3 On Your Side: Misleading Mail
By Jim Donovan
PHILADELPHIA (CBS) — Some call it a scam that arrives in your mailbox. Official looking envelopes that appear to be from a government agency. But 3 On Your Side consumer reporter Jim Donovan warns, you may want to look twice before you get taken.
Tony Diamond gets lots of mail. But a letter from South Dakota stood out.
“It has all kinds of penalties and fines quoted on the envelope, looks real official,” said Diamond.
And inside, it looked even more official. There was a bar code, details about his home and a notice that Diamond should send $83 dollars to get a copy of his deed. A document used to transfer or prove ownership of a property.
“It did look like it was from the tax people,” said Diamond.
“They look in many cases like a bill,” said Montgomery County Recorder of Deeds, Nancy J. Becker.
But Becker says, it’s anything but a bill.
“Some of their information I think is a little bit misleading,” said Becker.
She says companies can purchase homeowner’s information, then resell it at greatly inflated prices.
“There are other ways of getting it in other than paying these companies these exorbitant fees,” said Becker.
If you own a home, there’s a good chance you already have these documents.
“You get the deed to your house right after you make settlement,” said Becker.
And if you do need to get copies, the price is much more reasonable if you get them on your own.
For example, in Montgomery County, you can walk in and request deed information for 50 cents a page.
A written request will run $5 to $10 depending on whether or not you need a certified copy. Or you can get an electronic copy for 10.50 online.
So Nancy Becker has advice if you get a letter trying to sell you your deed information.
“Throw it in the trash,” said Becker.
Something Tony Diamond figured out on his own and hopes others will too.
“I’d like it to stop. And I’d hate to see somebody else that falls for it,” said Diamond.

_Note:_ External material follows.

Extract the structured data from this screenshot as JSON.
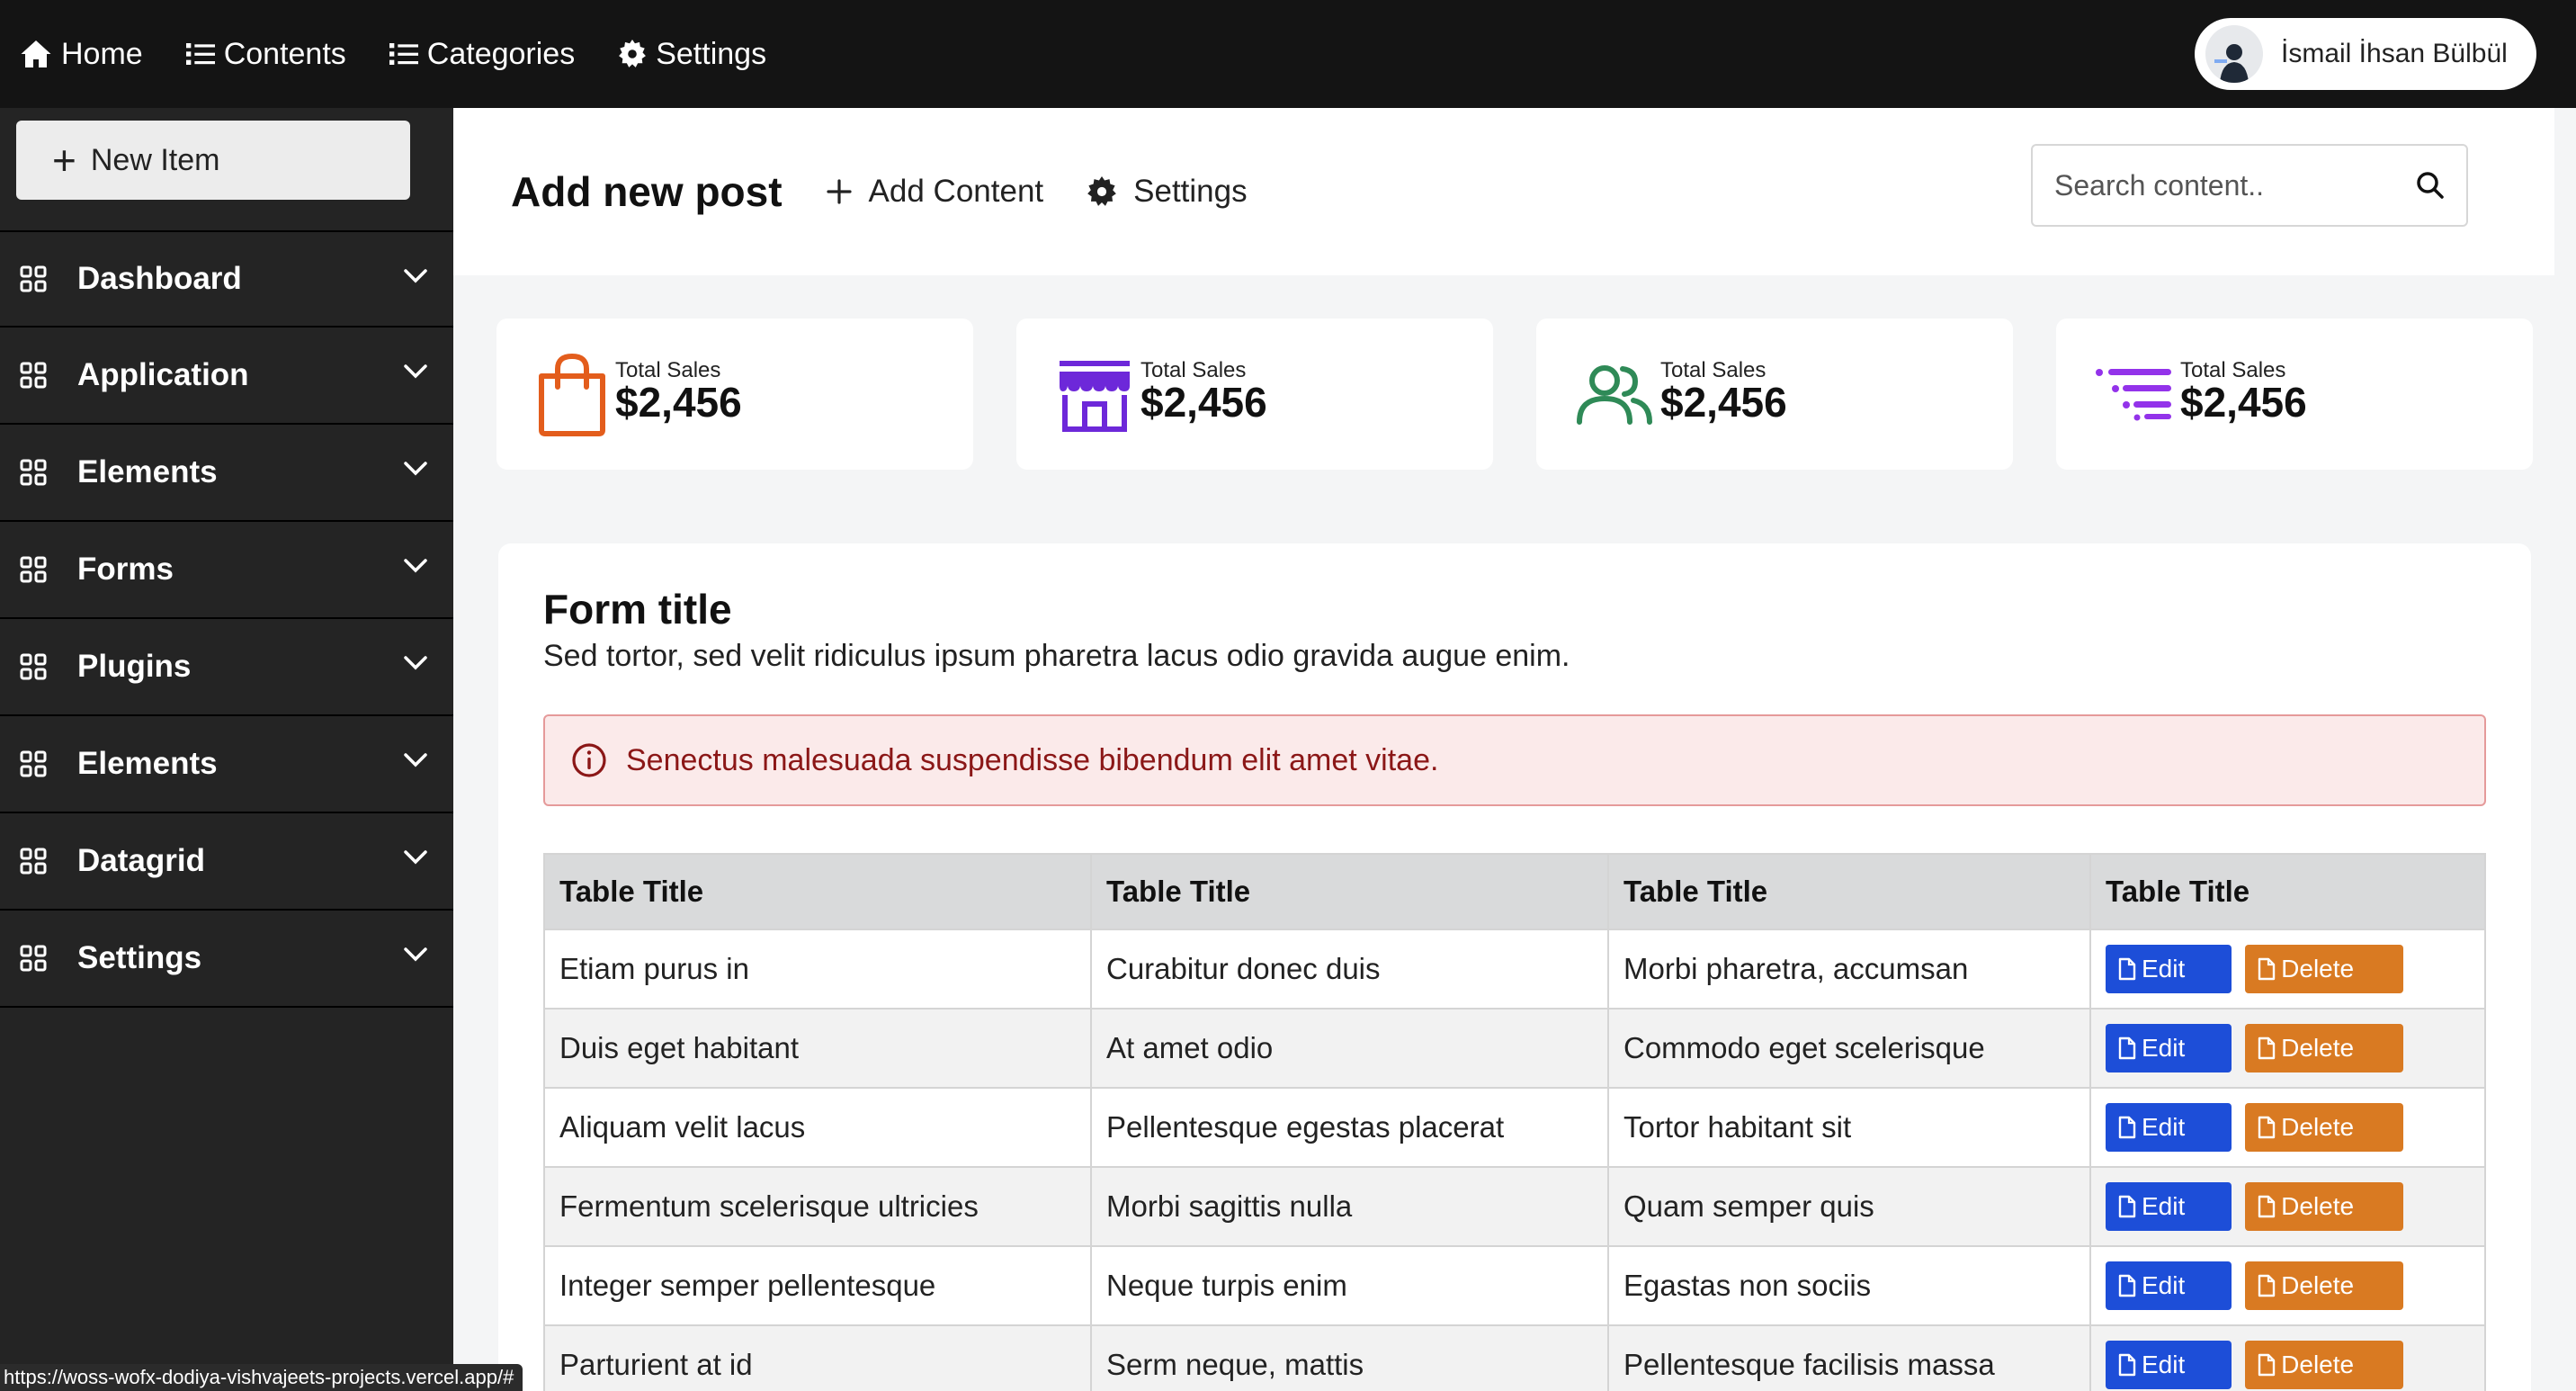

Deeds are considered public records. So anyone can get a copy. So don’t be tricked into paying just because someone else has your information.

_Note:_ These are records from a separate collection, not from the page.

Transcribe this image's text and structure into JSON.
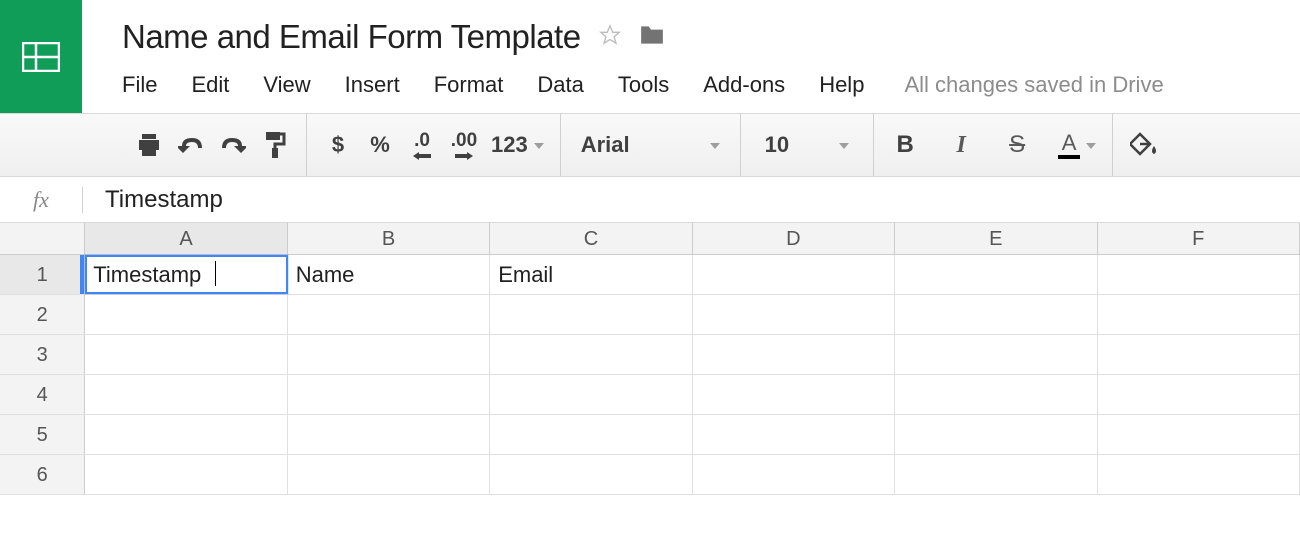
{
  "header": {
    "title": "Name and Email Form Template"
  },
  "menu": {
    "items": [
      "File",
      "Edit",
      "View",
      "Insert",
      "Format",
      "Data",
      "Tools",
      "Add-ons",
      "Help"
    ],
    "save_status": "All changes saved in Drive"
  },
  "toolbar": {
    "currency": "$",
    "percent": "%",
    "dec_decrease": ".0",
    "dec_increase": ".00",
    "numformat": "123",
    "font_name": "Arial",
    "font_size": "10",
    "bold": "B",
    "italic": "I",
    "strike": "S",
    "textcolor": "A"
  },
  "formula_bar": {
    "label": "fx",
    "value": "Timestamp"
  },
  "sheet": {
    "columns": [
      "A",
      "B",
      "C",
      "D",
      "E",
      "F"
    ],
    "rows": [
      "1",
      "2",
      "3",
      "4",
      "5",
      "6"
    ],
    "active_column": "A",
    "active_row": "1",
    "cells": {
      "A1": "Timestamp",
      "B1": "Name",
      "C1": "Email"
    }
  }
}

Calls to the company that sent out Tony Diamond’s letter were never returned.